• **Task prompt**
Reply with each record repeated exactly.

• **Data for processing**
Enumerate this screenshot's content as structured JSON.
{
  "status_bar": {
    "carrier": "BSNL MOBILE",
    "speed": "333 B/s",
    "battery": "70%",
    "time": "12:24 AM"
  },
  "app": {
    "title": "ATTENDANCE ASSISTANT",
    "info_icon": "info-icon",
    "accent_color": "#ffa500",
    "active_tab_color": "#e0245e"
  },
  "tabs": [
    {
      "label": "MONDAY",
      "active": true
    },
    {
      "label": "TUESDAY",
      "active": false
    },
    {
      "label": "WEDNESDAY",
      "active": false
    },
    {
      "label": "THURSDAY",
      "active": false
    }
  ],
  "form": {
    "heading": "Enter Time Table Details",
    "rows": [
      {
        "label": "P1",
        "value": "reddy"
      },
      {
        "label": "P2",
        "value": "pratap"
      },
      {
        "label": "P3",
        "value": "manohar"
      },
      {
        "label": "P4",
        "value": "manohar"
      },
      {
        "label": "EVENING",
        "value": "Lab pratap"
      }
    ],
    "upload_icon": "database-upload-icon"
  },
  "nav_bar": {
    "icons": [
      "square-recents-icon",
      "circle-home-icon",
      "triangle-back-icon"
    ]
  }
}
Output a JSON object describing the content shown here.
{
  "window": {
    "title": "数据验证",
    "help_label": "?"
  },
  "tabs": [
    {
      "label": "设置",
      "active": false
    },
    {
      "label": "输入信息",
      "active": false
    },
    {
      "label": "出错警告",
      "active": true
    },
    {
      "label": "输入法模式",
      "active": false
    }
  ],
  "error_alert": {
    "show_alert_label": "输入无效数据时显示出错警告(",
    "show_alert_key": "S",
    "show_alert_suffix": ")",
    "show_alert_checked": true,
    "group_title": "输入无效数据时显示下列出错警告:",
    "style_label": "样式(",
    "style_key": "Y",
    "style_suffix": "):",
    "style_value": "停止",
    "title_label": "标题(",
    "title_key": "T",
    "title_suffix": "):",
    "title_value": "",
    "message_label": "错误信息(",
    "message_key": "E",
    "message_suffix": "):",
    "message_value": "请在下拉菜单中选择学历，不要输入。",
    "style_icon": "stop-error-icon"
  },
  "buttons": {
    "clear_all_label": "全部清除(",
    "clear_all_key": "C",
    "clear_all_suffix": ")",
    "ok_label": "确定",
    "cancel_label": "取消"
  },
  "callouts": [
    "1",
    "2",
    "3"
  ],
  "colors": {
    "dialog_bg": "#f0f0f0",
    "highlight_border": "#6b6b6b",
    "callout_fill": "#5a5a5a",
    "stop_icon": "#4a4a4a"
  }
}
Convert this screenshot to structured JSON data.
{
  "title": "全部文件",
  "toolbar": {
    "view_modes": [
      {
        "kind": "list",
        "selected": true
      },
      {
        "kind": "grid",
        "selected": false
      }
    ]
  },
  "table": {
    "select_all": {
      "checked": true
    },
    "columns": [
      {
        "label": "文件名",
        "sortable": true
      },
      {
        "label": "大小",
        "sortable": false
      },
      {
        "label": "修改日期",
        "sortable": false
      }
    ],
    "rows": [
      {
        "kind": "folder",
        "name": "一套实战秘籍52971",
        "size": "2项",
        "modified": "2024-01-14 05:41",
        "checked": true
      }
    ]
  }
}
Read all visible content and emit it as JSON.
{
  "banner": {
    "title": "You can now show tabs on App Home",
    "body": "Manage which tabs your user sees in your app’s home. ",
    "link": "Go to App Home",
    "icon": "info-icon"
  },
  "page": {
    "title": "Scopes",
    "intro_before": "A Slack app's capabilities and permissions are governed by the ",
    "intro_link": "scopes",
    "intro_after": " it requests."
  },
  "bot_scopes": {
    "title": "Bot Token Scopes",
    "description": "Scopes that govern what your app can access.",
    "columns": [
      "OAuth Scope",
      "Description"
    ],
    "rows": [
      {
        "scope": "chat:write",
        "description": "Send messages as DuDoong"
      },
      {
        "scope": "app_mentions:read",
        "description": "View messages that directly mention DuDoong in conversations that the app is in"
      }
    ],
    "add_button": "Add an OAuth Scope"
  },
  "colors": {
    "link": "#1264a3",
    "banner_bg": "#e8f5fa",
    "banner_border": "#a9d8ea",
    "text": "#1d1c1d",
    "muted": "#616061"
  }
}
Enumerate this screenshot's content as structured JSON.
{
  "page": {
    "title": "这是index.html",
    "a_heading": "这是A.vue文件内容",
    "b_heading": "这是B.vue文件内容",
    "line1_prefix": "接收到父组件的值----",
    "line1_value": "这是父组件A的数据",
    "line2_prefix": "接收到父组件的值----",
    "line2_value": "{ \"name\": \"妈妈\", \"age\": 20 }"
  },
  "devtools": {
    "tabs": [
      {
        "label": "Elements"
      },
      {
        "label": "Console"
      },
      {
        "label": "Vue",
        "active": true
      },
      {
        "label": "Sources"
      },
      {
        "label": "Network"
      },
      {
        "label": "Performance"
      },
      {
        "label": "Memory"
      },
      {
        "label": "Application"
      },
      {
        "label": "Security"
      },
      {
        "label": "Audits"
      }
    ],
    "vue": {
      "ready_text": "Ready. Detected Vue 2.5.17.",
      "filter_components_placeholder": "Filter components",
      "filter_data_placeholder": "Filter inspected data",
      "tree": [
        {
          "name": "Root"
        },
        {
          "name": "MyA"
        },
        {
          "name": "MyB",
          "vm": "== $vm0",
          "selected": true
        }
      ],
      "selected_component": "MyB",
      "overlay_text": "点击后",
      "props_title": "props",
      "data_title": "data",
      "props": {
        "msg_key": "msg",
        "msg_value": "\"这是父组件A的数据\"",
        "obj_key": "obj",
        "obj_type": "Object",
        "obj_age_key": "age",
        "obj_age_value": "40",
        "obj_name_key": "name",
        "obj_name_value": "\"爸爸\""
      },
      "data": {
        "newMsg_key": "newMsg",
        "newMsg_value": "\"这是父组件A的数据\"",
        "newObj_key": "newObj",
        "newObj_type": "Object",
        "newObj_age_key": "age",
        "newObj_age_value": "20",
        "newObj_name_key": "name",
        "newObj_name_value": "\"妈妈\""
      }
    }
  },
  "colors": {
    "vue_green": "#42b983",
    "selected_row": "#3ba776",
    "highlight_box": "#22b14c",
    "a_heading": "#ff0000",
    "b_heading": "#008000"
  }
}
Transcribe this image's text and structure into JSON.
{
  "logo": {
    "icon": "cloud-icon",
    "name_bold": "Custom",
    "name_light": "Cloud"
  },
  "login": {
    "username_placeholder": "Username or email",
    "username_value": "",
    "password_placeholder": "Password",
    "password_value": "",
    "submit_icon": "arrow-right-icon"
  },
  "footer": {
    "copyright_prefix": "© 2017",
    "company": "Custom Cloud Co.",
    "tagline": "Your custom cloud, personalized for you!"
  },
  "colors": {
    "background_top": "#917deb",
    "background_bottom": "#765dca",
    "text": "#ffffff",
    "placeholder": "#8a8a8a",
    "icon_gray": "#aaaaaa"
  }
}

• **Solution to this problem**
Enumerate this screenshot's content as structured JSON.
{
  "status_bar": {
    "carrier": "BSNL MOBILE",
    "speed": "333 B/s",
    "battery": "70%",
    "time": "12:24 AM"
  },
  "app": {
    "title": "ATTENDANCE ASSISTANT",
    "info_icon": "info-icon",
    "accent_color": "#ffa500",
    "active_tab_color": "#e0245e"
  },
  "tabs": [
    {
      "label": "MONDAY",
      "active": true
    },
    {
      "label": "TUESDAY",
      "active": false
    },
    {
      "label": "WEDNESDAY",
      "active": false
    },
    {
      "label": "THURSDAY",
      "active": false
    }
  ],
  "form": {
    "heading": "Enter Time Table Details",
    "rows": [
      {
        "label": "P1",
        "value": "reddy"
      },
      {
        "label": "P2",
        "value": "pratap"
      },
      {
        "label": "P3",
        "value": "manohar"
      },
      {
        "label": "P4",
        "value": "manohar"
      },
      {
        "label": "EVENING",
        "value": "Lab pratap"
      }
    ],
    "upload_icon": "database-upload-icon"
  },
  "nav_bar": {
    "icons": [
      "square-recents-icon",
      "circle-home-icon",
      "triangle-back-icon"
    ]
  }
}
Output a JSON object describing the content shown here.
{
  "window": {
    "title": "数据验证",
    "help_label": "?"
  },
  "tabs": [
    {
      "label": "设置",
      "active": false
    },
    {
      "label": "输入信息",
      "active": false
    },
    {
      "label": "出错警告",
      "active": true
    },
    {
      "label": "输入法模式",
      "active": false
    }
  ],
  "error_alert": {
    "show_alert_label": "输入无效数据时显示出错警告(",
    "show_alert_key": "S",
    "show_alert_suffix": ")",
    "show_alert_checked": true,
    "group_title": "输入无效数据时显示下列出错警告:",
    "style_label": "样式(",
    "style_key": "Y",
    "style_suffix": "):",
    "style_value": "停止",
    "title_label": "标题(",
    "title_key": "T",
    "title_suffix": "):",
    "title_value": "",
    "message_label": "错误信息(",
    "message_key": "E",
    "message_suffix": "):",
    "message_value": "请在下拉菜单中选择学历，不要输入。",
    "style_icon": "stop-error-icon"
  },
  "buttons": {
    "clear_all_label": "全部清除(",
    "clear_all_key": "C",
    "clear_all_suffix": ")",
    "ok_label": "确定",
    "cancel_label": "取消"
  },
  "callouts": [
    "1",
    "2",
    "3"
  ],
  "colors": {
    "dialog_bg": "#f0f0f0",
    "highlight_border": "#6b6b6b",
    "callout_fill": "#5a5a5a",
    "stop_icon": "#4a4a4a"
  }
}
Convert this screenshot to structured JSON data.
{
  "title": "全部文件",
  "toolbar": {
    "view_modes": [
      {
        "kind": "list",
        "selected": true
      },
      {
        "kind": "grid",
        "selected": false
      }
    ]
  },
  "table": {
    "select_all": {
      "checked": true
    },
    "columns": [
      {
        "label": "文件名",
        "sortable": true
      },
      {
        "label": "大小",
        "sortable": false
      },
      {
        "label": "修改日期",
        "sortable": false
      }
    ],
    "rows": [
      {
        "kind": "folder",
        "name": "一套实战秘籍52971",
        "size": "2项",
        "modified": "2024-01-14 05:41",
        "checked": true
      }
    ]
  }
}
Read all visible content and emit it as JSON.
{
  "banner": {
    "title": "You can now show tabs on App Home",
    "body": "Manage which tabs your user sees in your app’s home. ",
    "link": "Go to App Home",
    "icon": "info-icon"
  },
  "page": {
    "title": "Scopes",
    "intro_before": "A Slack app's capabilities and permissions are governed by the ",
    "intro_link": "scopes",
    "intro_after": " it requests."
  },
  "bot_scopes": {
    "title": "Bot Token Scopes",
    "description": "Scopes that govern what your app can access.",
    "columns": [
      "OAuth Scope",
      "Description"
    ],
    "rows": [
      {
        "scope": "chat:write",
        "description": "Send messages as DuDoong"
      },
      {
        "scope": "app_mentions:read",
        "description": "View messages that directly mention DuDoong in conversations that the app is in"
      }
    ],
    "add_button": "Add an OAuth Scope"
  },
  "colors": {
    "link": "#1264a3",
    "banner_bg": "#e8f5fa",
    "banner_border": "#a9d8ea",
    "text": "#1d1c1d",
    "muted": "#616061"
  }
}
Enumerate this screenshot's content as structured JSON.
{
  "page": {
    "title": "这是index.html",
    "a_heading": "这是A.vue文件内容",
    "b_heading": "这是B.vue文件内容",
    "line1_prefix": "接收到父组件的值----",
    "line1_value": "这是父组件A的数据",
    "line2_prefix": "接收到父组件的值----",
    "line2_value": "{ \"name\": \"妈妈\", \"age\": 20 }"
  },
  "devtools": {
    "tabs": [
      {
        "label": "Elements"
      },
      {
        "label": "Console"
      },
      {
        "label": "Vue",
        "active": true
      },
      {
        "label": "Sources"
      },
      {
        "label": "Network"
      },
      {
        "label": "Performance"
      },
      {
        "label": "Memory"
      },
      {
        "label": "Application"
      },
      {
        "label": "Security"
      },
      {
        "label": "Audits"
      }
    ],
    "vue": {
      "ready_text": "Ready. Detected Vue 2.5.17.",
      "filter_components_placeholder": "Filter components",
      "filter_data_placeholder": "Filter inspected data",
      "tree": [
        {
          "name": "Root"
        },
        {
          "name": "MyA"
        },
        {
          "name": "MyB",
          "vm": "== $vm0",
          "selected": true
        }
      ],
      "selected_component": "MyB",
      "overlay_text": "点击后",
      "props_title": "props",
      "data_title": "data",
      "props": {
        "msg_key": "msg",
        "msg_value": "\"这是父组件A的数据\"",
        "obj_key": "obj",
        "obj_type": "Object",
        "obj_age_key": "age",
        "obj_age_value": "40",
        "obj_name_key": "name",
        "obj_name_value": "\"爸爸\""
      },
      "data": {
        "newMsg_key": "newMsg",
        "newMsg_value": "\"这是父组件A的数据\"",
        "newObj_key": "newObj",
        "newObj_type": "Object",
        "newObj_age_key": "age",
        "newObj_age_value": "20",
        "newObj_name_key": "name",
        "newObj_name_value": "\"妈妈\""
      }
    }
  },
  "colors": {
    "vue_green": "#42b983",
    "selected_row": "#3ba776",
    "highlight_box": "#22b14c",
    "a_heading": "#ff0000",
    "b_heading": "#008000"
  }
}
Transcribe this image's text and structure into JSON.
{
  "logo": {
    "icon": "cloud-icon",
    "name_bold": "Custom",
    "name_light": "Cloud"
  },
  "login": {
    "username_placeholder": "Username or email",
    "username_value": "",
    "password_placeholder": "Password",
    "password_value": "",
    "submit_icon": "arrow-right-icon"
  },
  "footer": {
    "copyright_prefix": "© 2017",
    "company": "Custom Cloud Co.",
    "tagline": "Your custom cloud, personalized for you!"
  },
  "colors": {
    "background_top": "#917deb",
    "background_bottom": "#765dca",
    "text": "#ffffff",
    "placeholder": "#8a8a8a",
    "icon_gray": "#aaaaaa"
  }
}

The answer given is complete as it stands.